Everybody here has told about JSON.parse, so I thought of saying something else. There is a great module Connect with many middleware to make development of apps easier and better. One of the middleware is bodyParser. It parses JSON, html-forms and etc. There is also a specific middleware for JSON parsing only noop.

Take a look at the links above, it might be really helpful to you.

share|improve this answer

My solution:

var fs = require('fs');
var file = __dirname + '/config.json';

fs.readFile(file, 'utf8', function (err, data) {
    if (err) {
        console.log('Error: ' + err);

    data = JSON.parse(data);

share|improve this answer
var array={
    Action: 'Login',
    ErrorCode: 3,
    Detail: 'Your account not found.'
var http=require('http'),

        // JSON

console.log('Server started.');
share|improve this answer

JSON.parse will not ensure safety of json string you are parsing. You should look at a library like json-safe-parse or a similar library.

From json-safe-parse npm page:

JSON.parse is great, but it has one serious flaw in the context of JavaScript: it allows you to override inherited properties. This can become an issue if you are parsing JSON from an untrusted source (eg: a user), and calling functions on it you would expect to exist.

share|improve this answer

Leverage Lodash's attempt function to return an error object, which you can handle with the isError function.

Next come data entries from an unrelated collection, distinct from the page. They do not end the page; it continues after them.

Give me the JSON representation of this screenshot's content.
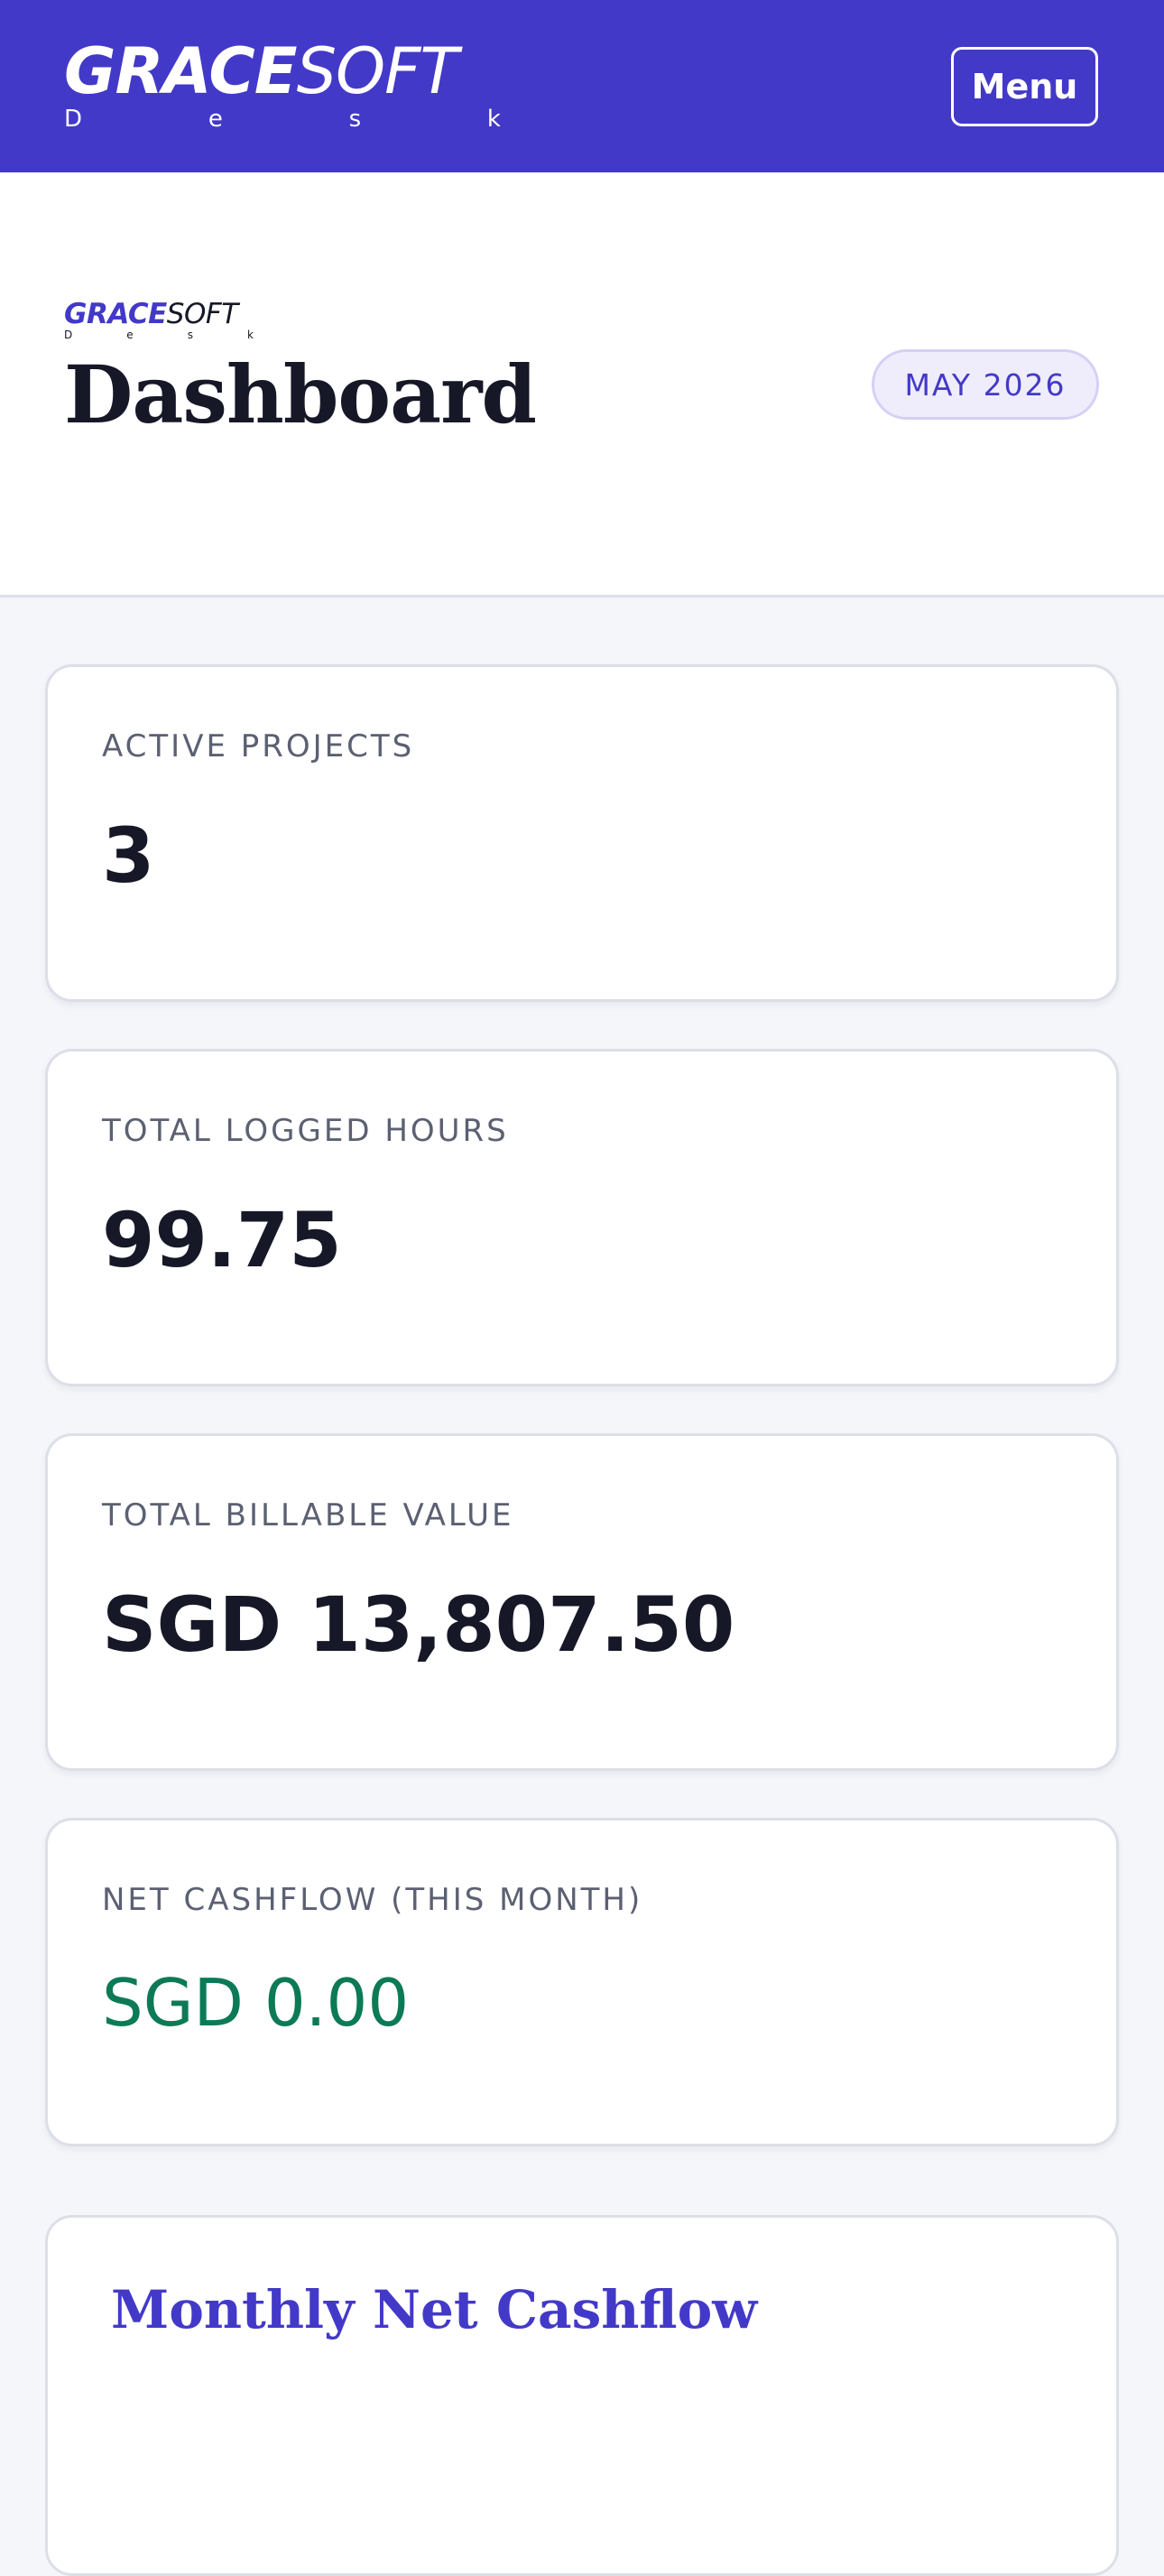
{
  "app": {
    "brand_strong": "GRACE",
    "brand_light": "SOFT",
    "brand_sub_letters": [
      "D",
      "e",
      "s",
      "k"
    ],
    "menu_label": "Menu"
  },
  "header": {
    "logo_strong": "GRACE",
    "logo_light": "SOFT",
    "title": "Dashboard",
    "period": "MAY 2026"
  },
  "stats": [
    {
      "label": "ACTIVE PROJECTS",
      "value": "3"
    },
    {
      "label": "TOTAL LOGGED HOURS",
      "value": "99.75"
    },
    {
      "label": "TOTAL BILLABLE VALUE",
      "value": "SGD 13,807.50"
    },
    {
      "label": "NET CASHFLOW (THIS MONTH)",
      "value": "SGD 0.00"
    }
  ],
  "chart_section": {
    "title": "Monthly Net Cashflow"
  },
  "colors": {
    "brand": "#4339c8",
    "positive": "#0c7a56",
    "pill_bg": "#efedfc"
  }
}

// Returns an error object on failure
function parseJSON(jsonString) {
   return _.attempt(JSON.parse.bind(null, jsonString));

// Example Usage
var goodJson = '{"id":123}';
var badJson = '{id:123}';
var goodResult = parseJSON(goodJson);
var badResult = parseJSON(badJson);

if (_.isError(goodResult)) {
   console.log('goodResult: handle error');
} else {
   console.log('goodResult: continue processing');
// > goodResult: continue processing

if (_.isError(badResult)) {
   console.log('badResult: handle error');
} else {
   console.log('badResult: continue processing');
// > badResult: handle error
share|improve this answer

It's simple, you can convert JSON to string using JSON.stringify(json_obj), and convert string to JSON using JSON.parse("your json string").

share|improve this answer
Have you looked at the top answer for this question? It's 3 years old and very complete. What were you hoping to contribute with the trivial information you're offering here? – Robby Cornelissen Jun 27 '14 at 3:10
Now, now, let's not hold a double standard – sddhhanover Jul 20 '14 at 19:04

Your Answer


By posting your answer, you agree to the privacy policy and terms of service.

Not the answer you're looking for? Browse other questions tagged or ask your own question.